Join Curt Frye for an in-depth discussion in this video An overview of database creation in Excel, part of Database Clinic: MS Excel.
- [Instructor] As with most of the data sets we'll be working with, you will need to download this file from the location shown earlier or refer to the PDF handout in the exercise files. I've already downloaded that file into the Exercise Files folder for my own convenience. The first task in creating any data analysis solution is to be sure that you can import your data into the tool. In this movie, I'll show how the size of an Excel worksheet constrains what you can do, but then describe how you can get around that limitation if you have the correct version of Office.
I have opened the Exercise Files folder to Chapter02 and I'll go ahead and double click the file that's here, CA_DRU, projected 2010 through 2060, and, as you can see from the file type, it is a Microsoft Excel Comma Separated Values File. So, I'll go ahead and double click and Excel fires up and the program tries to open this file. So, I see we're at six percent, 12%, 19%. This is a very large file, almost 250 megabytes. And I get an error saying that the file was not loaded completely.
I'll click OK to clear this warning dialog box and I see that I have some data and if I press Control+End, I go down to the last row and I see that I have some information, but there's obviously more. So, it looks like I downloaded approximately a third of the file. How do we get around this limitation? I'll switch to PowerPoint and explain what we need to do. As we saw earlier, we couldn't download the entire data set into a single Excel worksheet. Excel worksheets can hold just over 1,000,000 rows of data, but we had substantially more than that.
So, what do we do? First thing we need to do is to install PowerPivot through the Excel Options dialog box. Once PowerPivot is installed, and it's not available on every version of Office 2016, so you'll have to make sure you have the right one, we can create a data connection to the Comma Separated Value File we opened previously. After we get the data loaded in, we'll be able to save the workbook and complete the task as described.

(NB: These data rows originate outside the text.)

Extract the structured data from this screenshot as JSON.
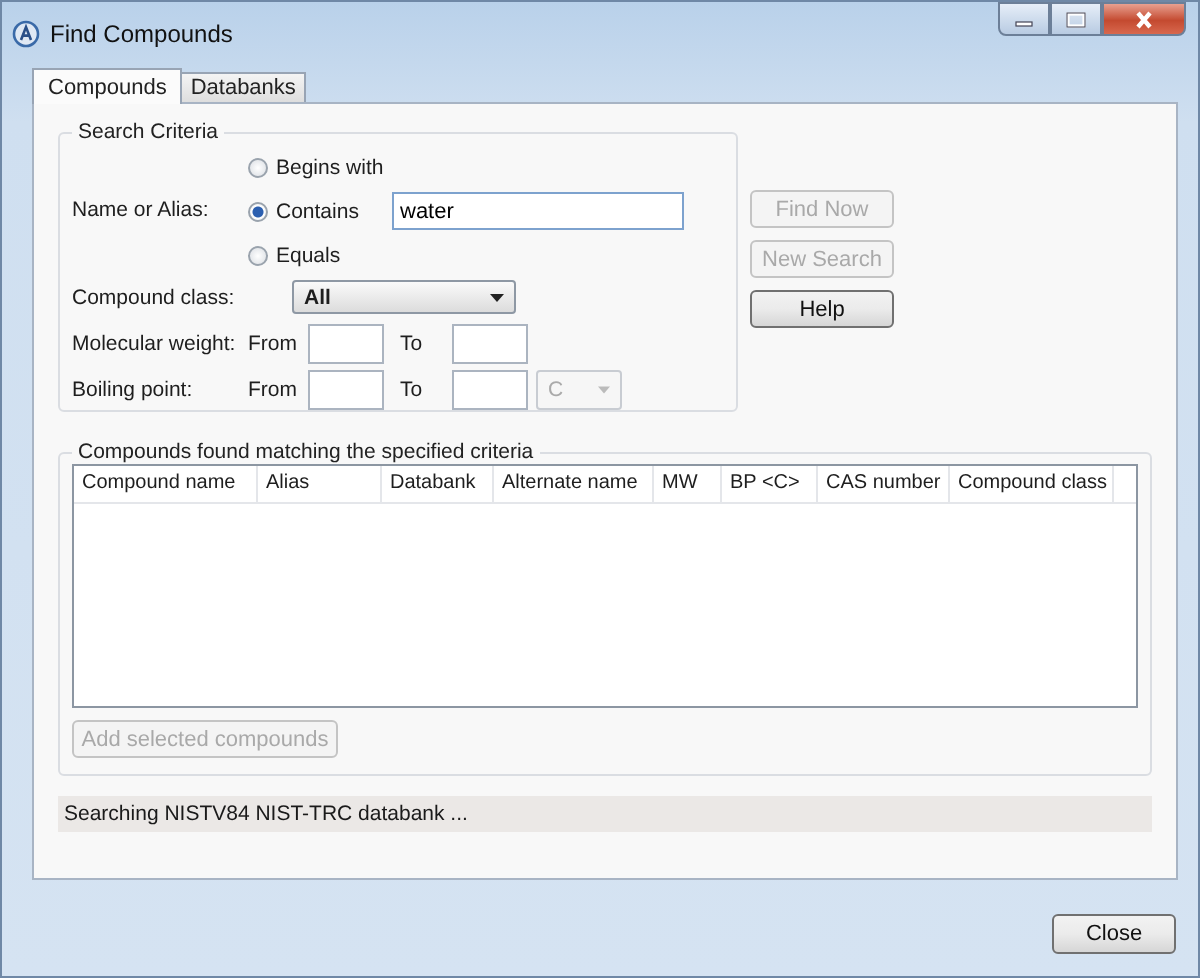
{
  "window": {
    "title": "Find Compounds"
  },
  "tabs": [
    {
      "label": "Compounds",
      "selected": true
    },
    {
      "label": "Databanks",
      "selected": false
    }
  ],
  "search_criteria": {
    "title": "Search Criteria",
    "name_label": "Name or Alias:",
    "match_options": [
      {
        "label": "Begins with",
        "selected": false
      },
      {
        "label": "Contains",
        "selected": true
      },
      {
        "label": "Equals",
        "selected": false
      }
    ],
    "name_value": "water",
    "class_label": "Compound class:",
    "class_value": "All",
    "ranges": [
      {
        "label": "Molecular weight:",
        "from": "From",
        "to": "To"
      },
      {
        "label": "Boiling point:",
        "from": "From",
        "to": "To",
        "unit": {
          "value": "C",
          "disabled": true
        }
      }
    ]
  },
  "buttons": [
    {
      "label": "Find Now",
      "disabled": true
    },
    {
      "label": "New Search",
      "disabled": true
    },
    {
      "label": "Help",
      "disabled": false
    }
  ],
  "results": {
    "title": "Compounds found matching the specified criteria",
    "columns": [
      "Compound name",
      "Alias",
      "Databank",
      "Alternate name",
      "MW",
      "BP <C>",
      "CAS number",
      "Compound class"
    ],
    "add_button": {
      "label": "Add selected compounds",
      "disabled": true
    }
  },
  "status": "Searching NISTV84 NIST-TRC databank ...",
  "close_button": {
    "label": "Close"
  }
}
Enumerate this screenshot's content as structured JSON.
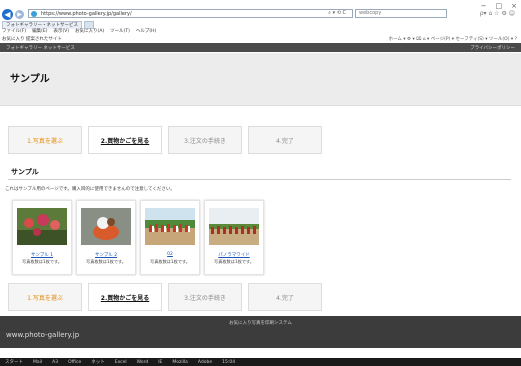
{
  "window": {
    "controls": [
      "−",
      "□",
      "×"
    ]
  },
  "browser": {
    "url": "https://www.photo-gallery.jp/gallery/",
    "url_tail": "⌕ ▾ ⟲ C",
    "search_placeholder": "webcopy",
    "right_icons": "ρ▾ ⌂ ☆ ⚙ ☺",
    "tab_label": "フォトギャラリー・ネットサービス",
    "menu": [
      "ファイル(F)",
      "編集(E)",
      "表示(V)",
      "お気に入り(A)",
      "ツール(T)",
      "ヘルプ(H)"
    ],
    "favorites_left": "お気に入り 提案されたサイト",
    "favorites_right": "ホーム ▾ ⚙ ▾ ⌧ ⌂ ▾ ページ(P) ▾ セーフティ(S) ▾ ツール(O) ▾ ?"
  },
  "site_header": {
    "left": "フォトギャラリー ネットサービス",
    "right": "プライバシーポリシー"
  },
  "page_title": "サンプル",
  "steps": [
    "1.写真を選ぶ",
    "2.買物かごを見る",
    "3.注文の手続き",
    "4.完了"
  ],
  "section_title": "サンプル",
  "note": "これはサンプル用のページです。購入目的に使用できませんので注意してください。",
  "gallery": [
    {
      "caption": "サンプル 1",
      "sub": "写真枚数は1枚です。",
      "scene": "flowers"
    },
    {
      "caption": "サンプル 2",
      "sub": "写真枚数は1枚です。",
      "scene": "dog"
    },
    {
      "caption": "02",
      "sub": "写真枚数は1枚です。",
      "scene": "crowd"
    },
    {
      "caption": "パノラマワイド",
      "sub": "写真枚数は1枚です。",
      "scene": "crowd2"
    }
  ],
  "footer": {
    "copyright": "お気に入り写真を印刷システム",
    "site": "www.photo-gallery.jp"
  },
  "taskbar": [
    "スタート",
    "Mail",
    "A3",
    "Office",
    "ネット",
    "Excel",
    "Word",
    "IE",
    "Mozilla",
    "Adobe",
    "15:04"
  ]
}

- Creating a database in Excel
- Joining two data sets
- Searching a database in Excel
- Importing and formatting text in an Excel database
- Creating a PivotTable from two data sources
- Calculating averages and percentages